[Required work] Write out every record in full, keeping each character exactly as it is.

(Dataset rows for apps and sites)
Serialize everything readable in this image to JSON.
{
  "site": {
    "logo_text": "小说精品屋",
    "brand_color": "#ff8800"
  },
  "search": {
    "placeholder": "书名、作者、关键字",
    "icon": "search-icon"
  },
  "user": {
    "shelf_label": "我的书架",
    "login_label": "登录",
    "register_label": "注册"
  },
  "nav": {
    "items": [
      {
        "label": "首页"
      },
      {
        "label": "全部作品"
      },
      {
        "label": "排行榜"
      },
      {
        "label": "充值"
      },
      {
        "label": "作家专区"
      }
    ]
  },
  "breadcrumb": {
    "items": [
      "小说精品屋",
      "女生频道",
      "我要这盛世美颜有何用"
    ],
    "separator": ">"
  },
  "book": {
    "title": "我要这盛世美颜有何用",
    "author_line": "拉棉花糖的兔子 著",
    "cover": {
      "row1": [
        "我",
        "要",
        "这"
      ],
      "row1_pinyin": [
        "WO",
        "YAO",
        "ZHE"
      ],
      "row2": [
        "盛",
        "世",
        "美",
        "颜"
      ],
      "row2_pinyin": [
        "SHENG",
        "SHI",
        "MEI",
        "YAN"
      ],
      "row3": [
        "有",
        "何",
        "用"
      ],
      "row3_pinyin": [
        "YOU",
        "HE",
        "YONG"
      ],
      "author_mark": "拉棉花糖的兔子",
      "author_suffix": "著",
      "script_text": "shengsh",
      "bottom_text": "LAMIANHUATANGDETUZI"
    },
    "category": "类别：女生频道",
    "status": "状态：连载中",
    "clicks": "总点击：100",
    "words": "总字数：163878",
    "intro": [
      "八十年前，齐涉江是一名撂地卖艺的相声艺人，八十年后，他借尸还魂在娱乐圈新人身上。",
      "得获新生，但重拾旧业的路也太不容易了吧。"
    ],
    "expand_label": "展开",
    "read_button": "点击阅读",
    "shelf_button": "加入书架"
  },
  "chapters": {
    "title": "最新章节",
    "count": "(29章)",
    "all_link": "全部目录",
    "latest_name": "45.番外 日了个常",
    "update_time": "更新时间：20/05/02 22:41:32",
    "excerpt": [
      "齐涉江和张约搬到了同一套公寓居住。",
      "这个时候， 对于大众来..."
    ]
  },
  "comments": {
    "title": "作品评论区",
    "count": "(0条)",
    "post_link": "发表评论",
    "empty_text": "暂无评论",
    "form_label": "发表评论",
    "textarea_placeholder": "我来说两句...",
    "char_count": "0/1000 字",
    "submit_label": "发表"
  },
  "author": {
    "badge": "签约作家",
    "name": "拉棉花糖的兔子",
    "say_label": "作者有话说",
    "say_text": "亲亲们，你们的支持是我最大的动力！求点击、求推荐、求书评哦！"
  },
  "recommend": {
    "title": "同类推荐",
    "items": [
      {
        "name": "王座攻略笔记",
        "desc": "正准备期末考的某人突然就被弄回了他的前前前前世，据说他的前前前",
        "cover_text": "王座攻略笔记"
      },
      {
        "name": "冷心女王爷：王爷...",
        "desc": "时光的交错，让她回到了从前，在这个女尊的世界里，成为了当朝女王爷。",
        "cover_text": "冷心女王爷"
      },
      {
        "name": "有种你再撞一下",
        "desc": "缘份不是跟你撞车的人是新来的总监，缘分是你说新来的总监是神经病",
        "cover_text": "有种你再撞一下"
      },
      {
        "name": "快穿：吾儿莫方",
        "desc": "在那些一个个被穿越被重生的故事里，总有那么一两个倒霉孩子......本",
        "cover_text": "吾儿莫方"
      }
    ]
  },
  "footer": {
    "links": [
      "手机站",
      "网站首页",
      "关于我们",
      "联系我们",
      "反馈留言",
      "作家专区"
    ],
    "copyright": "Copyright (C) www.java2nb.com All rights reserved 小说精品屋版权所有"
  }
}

[Solution for this exercise]
Serialize everything readable in this image to JSON.
{
  "site": {
    "logo_text": "小说精品屋",
    "brand_color": "#ff8800"
  },
  "search": {
    "placeholder": "书名、作者、关键字",
    "icon": "search-icon"
  },
  "user": {
    "shelf_label": "我的书架",
    "login_label": "登录",
    "register_label": "注册"
  },
  "nav": {
    "items": [
      {
        "label": "首页"
      },
      {
        "label": "全部作品"
      },
      {
        "label": "排行榜"
      },
      {
        "label": "充值"
      },
      {
        "label": "作家专区"
      }
    ]
  },
  "breadcrumb": {
    "items": [
      "小说精品屋",
      "女生频道",
      "我要这盛世美颜有何用"
    ],
    "separator": ">"
  },
  "book": {
    "title": "我要这盛世美颜有何用",
    "author_line": "拉棉花糖的兔子 著",
    "cover": {
      "row1": [
        "我",
        "要",
        "这"
      ],
      "row1_pinyin": [
        "WO",
        "YAO",
        "ZHE"
      ],
      "row2": [
        "盛",
        "世",
        "美",
        "颜"
      ],
      "row2_pinyin": [
        "SHENG",
        "SHI",
        "MEI",
        "YAN"
      ],
      "row3": [
        "有",
        "何",
        "用"
      ],
      "row3_pinyin": [
        "YOU",
        "HE",
        "YONG"
      ],
      "author_mark": "拉棉花糖的兔子",
      "author_suffix": "著",
      "script_text": "shengsh",
      "bottom_text": "LAMIANHUATANGDETUZI"
    },
    "category": "类别：女生频道",
    "status": "状态：连载中",
    "clicks": "总点击：100",
    "words": "总字数：163878",
    "intro": [
      "八十年前，齐涉江是一名撂地卖艺的相声艺人，八十年后，他借尸还魂在娱乐圈新人身上。",
      "得获新生，但重拾旧业的路也太不容易了吧。"
    ],
    "expand_label": "展开",
    "read_button": "点击阅读",
    "shelf_button": "加入书架"
  },
  "chapters": {
    "title": "最新章节",
    "count": "(29章)",
    "all_link": "全部目录",
    "latest_name": "45.番外 日了个常",
    "update_time": "更新时间：20/05/02 22:41:32",
    "excerpt": [
      "齐涉江和张约搬到了同一套公寓居住。",
      "这个时候， 对于大众来..."
    ]
  },
  "comments": {
    "title": "作品评论区",
    "count": "(0条)",
    "post_link": "发表评论",
    "empty_text": "暂无评论",
    "form_label": "发表评论",
    "textarea_placeholder": "我来说两句...",
    "char_count": "0/1000 字",
    "submit_label": "发表"
  },
  "author": {
    "badge": "签约作家",
    "name": "拉棉花糖的兔子",
    "say_label": "作者有话说",
    "say_text": "亲亲们，你们的支持是我最大的动力！求点击、求推荐、求书评哦！"
  },
  "recommend": {
    "title": "同类推荐",
    "items": [
      {
        "name": "王座攻略笔记",
        "desc": "正准备期末考的某人突然就被弄回了他的前前前前世，据说他的前前前",
        "cover_text": "王座攻略笔记"
      },
      {
        "name": "冷心女王爷：王爷...",
        "desc": "时光的交错，让她回到了从前，在这个女尊的世界里，成为了当朝女王爷。",
        "cover_text": "冷心女王爷"
      },
      {
        "name": "有种你再撞一下",
        "desc": "缘份不是跟你撞车的人是新来的总监，缘分是你说新来的总监是神经病",
        "cover_text": "有种你再撞一下"
      },
      {
        "name": "快穿：吾儿莫方",
        "desc": "在那些一个个被穿越被重生的故事里，总有那么一两个倒霉孩子......本",
        "cover_text": "吾儿莫方"
      }
    ]
  },
  "footer": {
    "links": [
      "手机站",
      "网站首页",
      "关于我们",
      "联系我们",
      "反馈留言",
      "作家专区"
    ],
    "copyright": "Copyright (C) www.java2nb.com All rights reserved 小说精品屋版权所有"
  }
}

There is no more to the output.